Not any more. Under this law — this legalese riddled HUGE, unreadable law that no one is really 100% sure they fully understand — under this law, those privacy policies must be easy to understand. You will probably already have noticed that major companies are sending out updated privacy policies. Have you read any of them? If you are a website owner (or a human) you should read them. Take notes. Those companies have paid a lot of money to have those policies written for them. They’ve worked hard to meet this requirement. You should read the privacy policies. You’ll notice a difference between modern (GDPR) ones and what you’ve seen in the past.

Delete What you Don’t Need

If you don’t need something, delete it. If you don’t have permission to have something, delete it. Get active permission from your users.

If someone asks you to delete their information: do.

Bottom Line

Treat people’s information like it is the most precious part of your website. Make data privacy your #1 priority. Use SSL and plugins like WordFence to keep that data safe. Do everything in your power to prevent data breaches. Keep only what you need and make sure people know what you have and where you are storing it. Make sure they agree to your having that information. Tell them why you need it. If someone asks questions about their privacy, answer them promptly.

The intent of this law is to start with a warning. If you get a warning, take it seriously. Make visible efforts to comply with the law — not just the minimum compliance, but actively comply with the spirit of the law.

I’ve seen scary things like this on the internet before…and we survived. Commerce did not end. You don’t have to close your website. You don’t have to stop doing business. No one is 100% sure what compliance with the GDPR will mean. I’ve read a lot of reports saying that no one is in 100% compliance yet. Basically, everyone is confused and we’re all trying to figure this thing out. Comply with the law to the very best of your ability. And if you get a warning, take it seriously. Watch out for the scammers that will gravitate to this sort of situation and try to make it scarier than it needs to be so that you will give them money.

You don’t have to panic.

You just have to make data privacy your #1 priority.

confused squirrel

Joomla 3 Helper File Instructions

For my friends who don’t care about tech, just ignore this post.

If you are a Joomla developer, maybe you’ll find these notes helpful. I’m writing them down at the end of another week of circling through Joomla tutorials trying to get something to work the way I want. As is all too common, the instructions were contradictory and it seemed that every one left out some crucial piece of information. Hopefully I haven’t missed including any of the steps, because I’ve tried more variations than I can remember right now.

My goal: create a function that could be used anywhere in my component.

This was a true “helper” function and I needed it everywhere.

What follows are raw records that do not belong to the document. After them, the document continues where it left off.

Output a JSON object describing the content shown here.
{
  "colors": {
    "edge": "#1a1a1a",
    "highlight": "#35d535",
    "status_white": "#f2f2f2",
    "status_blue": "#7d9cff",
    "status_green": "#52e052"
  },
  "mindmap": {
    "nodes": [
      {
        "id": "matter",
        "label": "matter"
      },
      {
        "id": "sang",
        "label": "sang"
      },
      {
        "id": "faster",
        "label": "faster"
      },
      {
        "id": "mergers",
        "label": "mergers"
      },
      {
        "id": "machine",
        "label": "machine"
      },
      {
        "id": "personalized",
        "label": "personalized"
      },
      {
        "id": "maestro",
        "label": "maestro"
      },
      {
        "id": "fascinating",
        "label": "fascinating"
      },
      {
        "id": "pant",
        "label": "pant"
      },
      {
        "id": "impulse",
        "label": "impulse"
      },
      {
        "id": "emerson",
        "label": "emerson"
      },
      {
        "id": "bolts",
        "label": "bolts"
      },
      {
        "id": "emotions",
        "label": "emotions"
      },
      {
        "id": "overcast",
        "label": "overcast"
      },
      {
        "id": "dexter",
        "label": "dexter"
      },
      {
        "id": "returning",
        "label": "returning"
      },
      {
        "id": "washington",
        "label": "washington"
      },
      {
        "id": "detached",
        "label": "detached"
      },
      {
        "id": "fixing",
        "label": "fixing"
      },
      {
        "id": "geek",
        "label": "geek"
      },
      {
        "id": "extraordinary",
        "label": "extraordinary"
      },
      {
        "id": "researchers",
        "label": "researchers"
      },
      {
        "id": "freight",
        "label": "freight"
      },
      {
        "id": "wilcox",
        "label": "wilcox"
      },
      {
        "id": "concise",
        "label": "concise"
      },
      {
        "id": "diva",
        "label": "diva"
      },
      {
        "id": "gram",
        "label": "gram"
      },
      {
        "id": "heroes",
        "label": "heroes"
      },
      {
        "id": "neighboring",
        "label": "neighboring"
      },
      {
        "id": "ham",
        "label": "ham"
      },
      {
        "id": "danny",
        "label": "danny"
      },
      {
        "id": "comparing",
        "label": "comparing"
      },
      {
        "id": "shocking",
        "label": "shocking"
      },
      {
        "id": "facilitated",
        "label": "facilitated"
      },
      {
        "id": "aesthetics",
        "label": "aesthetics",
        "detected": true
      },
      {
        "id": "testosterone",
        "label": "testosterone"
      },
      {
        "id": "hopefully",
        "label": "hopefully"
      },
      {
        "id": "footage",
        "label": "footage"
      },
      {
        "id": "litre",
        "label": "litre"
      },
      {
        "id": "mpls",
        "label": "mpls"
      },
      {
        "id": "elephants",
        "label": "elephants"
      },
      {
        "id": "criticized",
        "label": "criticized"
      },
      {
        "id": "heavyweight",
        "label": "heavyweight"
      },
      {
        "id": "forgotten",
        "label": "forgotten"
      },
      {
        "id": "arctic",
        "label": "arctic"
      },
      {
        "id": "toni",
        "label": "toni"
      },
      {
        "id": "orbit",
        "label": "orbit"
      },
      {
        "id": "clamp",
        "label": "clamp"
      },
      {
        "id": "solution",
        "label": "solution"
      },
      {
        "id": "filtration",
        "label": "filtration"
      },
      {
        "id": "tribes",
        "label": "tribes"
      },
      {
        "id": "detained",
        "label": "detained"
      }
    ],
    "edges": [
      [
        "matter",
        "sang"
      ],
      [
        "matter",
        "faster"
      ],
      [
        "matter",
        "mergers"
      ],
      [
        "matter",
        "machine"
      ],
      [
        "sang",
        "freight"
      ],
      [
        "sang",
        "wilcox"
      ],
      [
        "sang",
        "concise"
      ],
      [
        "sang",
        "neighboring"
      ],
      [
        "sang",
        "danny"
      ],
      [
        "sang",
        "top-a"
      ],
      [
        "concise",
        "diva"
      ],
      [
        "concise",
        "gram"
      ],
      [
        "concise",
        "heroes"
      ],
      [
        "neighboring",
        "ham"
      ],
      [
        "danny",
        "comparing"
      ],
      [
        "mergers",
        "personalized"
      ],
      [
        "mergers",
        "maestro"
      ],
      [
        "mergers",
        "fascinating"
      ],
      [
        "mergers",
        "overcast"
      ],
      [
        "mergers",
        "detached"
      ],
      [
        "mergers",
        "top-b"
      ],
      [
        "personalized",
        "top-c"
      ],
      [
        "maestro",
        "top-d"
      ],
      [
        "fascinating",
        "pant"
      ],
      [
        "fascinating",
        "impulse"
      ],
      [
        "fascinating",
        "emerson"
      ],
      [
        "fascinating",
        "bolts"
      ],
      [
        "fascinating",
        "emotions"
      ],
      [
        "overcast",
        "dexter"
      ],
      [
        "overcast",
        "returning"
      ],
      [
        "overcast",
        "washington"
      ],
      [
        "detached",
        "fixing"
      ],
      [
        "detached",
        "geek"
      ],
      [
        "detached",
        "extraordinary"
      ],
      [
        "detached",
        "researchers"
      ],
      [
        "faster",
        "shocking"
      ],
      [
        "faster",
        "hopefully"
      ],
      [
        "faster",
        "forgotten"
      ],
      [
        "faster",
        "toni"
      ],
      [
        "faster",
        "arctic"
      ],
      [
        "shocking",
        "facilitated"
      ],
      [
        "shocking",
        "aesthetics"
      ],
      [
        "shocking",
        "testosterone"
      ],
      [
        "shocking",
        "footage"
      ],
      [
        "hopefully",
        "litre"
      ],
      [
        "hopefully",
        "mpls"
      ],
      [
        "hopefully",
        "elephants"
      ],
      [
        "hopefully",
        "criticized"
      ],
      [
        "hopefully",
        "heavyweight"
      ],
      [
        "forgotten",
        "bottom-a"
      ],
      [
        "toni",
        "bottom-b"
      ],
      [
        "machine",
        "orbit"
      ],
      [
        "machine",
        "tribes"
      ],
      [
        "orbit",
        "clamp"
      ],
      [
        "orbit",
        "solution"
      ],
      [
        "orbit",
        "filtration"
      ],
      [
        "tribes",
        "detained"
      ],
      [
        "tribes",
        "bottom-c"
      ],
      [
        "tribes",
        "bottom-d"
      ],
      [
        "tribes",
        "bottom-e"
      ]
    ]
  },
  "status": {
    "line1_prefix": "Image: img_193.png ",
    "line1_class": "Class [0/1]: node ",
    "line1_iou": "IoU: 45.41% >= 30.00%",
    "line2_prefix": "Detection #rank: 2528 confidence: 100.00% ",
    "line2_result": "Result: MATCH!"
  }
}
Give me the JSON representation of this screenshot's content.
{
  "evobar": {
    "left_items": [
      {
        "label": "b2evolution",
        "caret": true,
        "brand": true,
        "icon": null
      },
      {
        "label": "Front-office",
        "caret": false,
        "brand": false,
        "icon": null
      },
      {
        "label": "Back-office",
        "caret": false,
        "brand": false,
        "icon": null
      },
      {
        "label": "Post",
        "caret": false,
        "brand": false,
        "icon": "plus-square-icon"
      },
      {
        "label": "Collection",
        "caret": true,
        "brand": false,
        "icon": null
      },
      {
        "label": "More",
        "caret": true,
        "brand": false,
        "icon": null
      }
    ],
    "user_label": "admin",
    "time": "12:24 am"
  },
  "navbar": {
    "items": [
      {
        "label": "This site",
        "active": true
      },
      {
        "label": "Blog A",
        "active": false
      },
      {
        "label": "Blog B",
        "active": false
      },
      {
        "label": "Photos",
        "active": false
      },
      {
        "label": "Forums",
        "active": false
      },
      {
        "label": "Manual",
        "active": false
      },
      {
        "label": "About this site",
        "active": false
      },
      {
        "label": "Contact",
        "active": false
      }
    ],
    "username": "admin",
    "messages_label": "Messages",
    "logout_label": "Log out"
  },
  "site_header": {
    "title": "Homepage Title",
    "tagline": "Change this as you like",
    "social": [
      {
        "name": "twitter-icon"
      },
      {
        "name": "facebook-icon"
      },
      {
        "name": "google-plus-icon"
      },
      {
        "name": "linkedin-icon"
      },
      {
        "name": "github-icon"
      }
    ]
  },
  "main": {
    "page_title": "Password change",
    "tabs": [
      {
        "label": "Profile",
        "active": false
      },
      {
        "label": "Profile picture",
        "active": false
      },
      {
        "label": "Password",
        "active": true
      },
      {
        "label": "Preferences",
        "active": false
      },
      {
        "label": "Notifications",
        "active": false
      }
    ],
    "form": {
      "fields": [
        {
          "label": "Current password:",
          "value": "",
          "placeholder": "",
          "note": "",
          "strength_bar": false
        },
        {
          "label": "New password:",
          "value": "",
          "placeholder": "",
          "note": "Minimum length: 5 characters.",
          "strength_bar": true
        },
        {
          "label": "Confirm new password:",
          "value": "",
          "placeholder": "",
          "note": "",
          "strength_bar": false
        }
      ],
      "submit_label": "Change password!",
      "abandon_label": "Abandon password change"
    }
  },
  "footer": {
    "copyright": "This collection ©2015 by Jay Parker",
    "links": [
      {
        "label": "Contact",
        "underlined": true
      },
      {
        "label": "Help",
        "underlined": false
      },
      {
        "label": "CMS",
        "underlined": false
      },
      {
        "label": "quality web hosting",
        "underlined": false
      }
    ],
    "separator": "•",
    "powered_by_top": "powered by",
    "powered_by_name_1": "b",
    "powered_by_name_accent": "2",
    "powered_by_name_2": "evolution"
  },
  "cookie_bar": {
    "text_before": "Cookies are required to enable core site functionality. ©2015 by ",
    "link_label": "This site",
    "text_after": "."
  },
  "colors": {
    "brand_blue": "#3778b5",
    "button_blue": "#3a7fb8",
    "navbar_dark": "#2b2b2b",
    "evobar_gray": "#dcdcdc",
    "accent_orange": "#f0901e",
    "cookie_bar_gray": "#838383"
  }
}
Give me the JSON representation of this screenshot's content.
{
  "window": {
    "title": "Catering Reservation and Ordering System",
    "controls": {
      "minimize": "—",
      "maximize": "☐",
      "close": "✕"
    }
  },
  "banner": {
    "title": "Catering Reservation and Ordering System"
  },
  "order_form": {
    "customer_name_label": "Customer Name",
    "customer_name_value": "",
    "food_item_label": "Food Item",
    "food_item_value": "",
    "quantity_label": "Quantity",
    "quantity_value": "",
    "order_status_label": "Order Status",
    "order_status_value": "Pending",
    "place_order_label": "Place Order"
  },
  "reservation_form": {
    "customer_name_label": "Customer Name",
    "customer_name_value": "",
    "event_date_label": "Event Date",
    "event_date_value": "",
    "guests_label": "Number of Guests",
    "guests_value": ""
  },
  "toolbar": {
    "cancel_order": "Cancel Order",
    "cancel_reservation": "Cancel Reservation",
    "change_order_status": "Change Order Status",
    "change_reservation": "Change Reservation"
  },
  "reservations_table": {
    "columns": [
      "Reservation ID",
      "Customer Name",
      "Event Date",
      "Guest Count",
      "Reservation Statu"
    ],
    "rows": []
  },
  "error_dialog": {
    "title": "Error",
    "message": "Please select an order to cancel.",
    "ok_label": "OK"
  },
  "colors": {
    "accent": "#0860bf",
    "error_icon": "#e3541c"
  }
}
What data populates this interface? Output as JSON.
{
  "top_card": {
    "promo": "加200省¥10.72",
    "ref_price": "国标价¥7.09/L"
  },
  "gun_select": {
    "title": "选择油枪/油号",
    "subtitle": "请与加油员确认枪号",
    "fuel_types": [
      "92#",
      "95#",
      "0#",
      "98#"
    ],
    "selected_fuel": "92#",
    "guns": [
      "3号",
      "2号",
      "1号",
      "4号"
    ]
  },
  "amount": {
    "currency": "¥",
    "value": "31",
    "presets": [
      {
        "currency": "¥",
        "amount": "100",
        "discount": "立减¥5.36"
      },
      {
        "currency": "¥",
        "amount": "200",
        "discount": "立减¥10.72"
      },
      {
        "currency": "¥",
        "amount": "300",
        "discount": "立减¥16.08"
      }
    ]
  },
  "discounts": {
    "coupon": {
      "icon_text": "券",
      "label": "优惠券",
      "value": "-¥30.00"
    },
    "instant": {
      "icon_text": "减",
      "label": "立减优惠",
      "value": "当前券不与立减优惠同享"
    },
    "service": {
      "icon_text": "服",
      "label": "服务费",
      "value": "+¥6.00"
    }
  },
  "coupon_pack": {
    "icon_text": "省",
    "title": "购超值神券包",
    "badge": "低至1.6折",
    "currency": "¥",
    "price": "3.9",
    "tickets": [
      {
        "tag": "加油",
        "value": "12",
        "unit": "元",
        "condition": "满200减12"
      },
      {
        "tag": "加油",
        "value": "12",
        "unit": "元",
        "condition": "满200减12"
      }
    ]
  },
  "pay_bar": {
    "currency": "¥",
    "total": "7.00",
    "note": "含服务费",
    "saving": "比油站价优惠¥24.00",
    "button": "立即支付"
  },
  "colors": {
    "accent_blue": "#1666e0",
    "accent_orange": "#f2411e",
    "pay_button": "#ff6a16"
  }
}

Here’s what I had to do to make it work:

  • start with a component com_mycomponent
  • in administrator/com_mycomponent/mycomponent.php add this line:
    JLoader::register(‘MycomponentHelpersMycomponent’, JPATH_COMPONENT . ‘/helpers/mycomponent.php’);
  • in administrator/com_mycomponent/helpers/ add mycomponent.php
  • in that file include these lines:
    abstract class MycomponentHelpersMycomponent
    {
          public static function mycustomfunction($params)
           { code your function here
            }
    }
  • when you want to use the function, just use this line:
    $result = MycomponentHelpersMycomponent::mycustomfunction($params);

Simple, right? Each bit of camel case is critical. You can use whatever $params you need (or none at all).

When I figure out how to make it work on the front end, too, I’ll update this post.

Maybe next time I can get this to work before 1AM.

Deleyna’s Dynamic Designs is Back!

With the internet shift to SSL, I’ve been helping folks get their sites updated and encrypted.

The problem with me and web design is that I enjoy it too much. With returning health and a taste of my addiction of choice, I’ve decided to resurrect Deleyna’s Dynamic Designs, my web design business.

But what about writing?

I’m still at it! “Dominion of Darkness” just came back from the editor and I’m busy with rewrites.

So now we see if I can balance my writing passion with my web design addiction.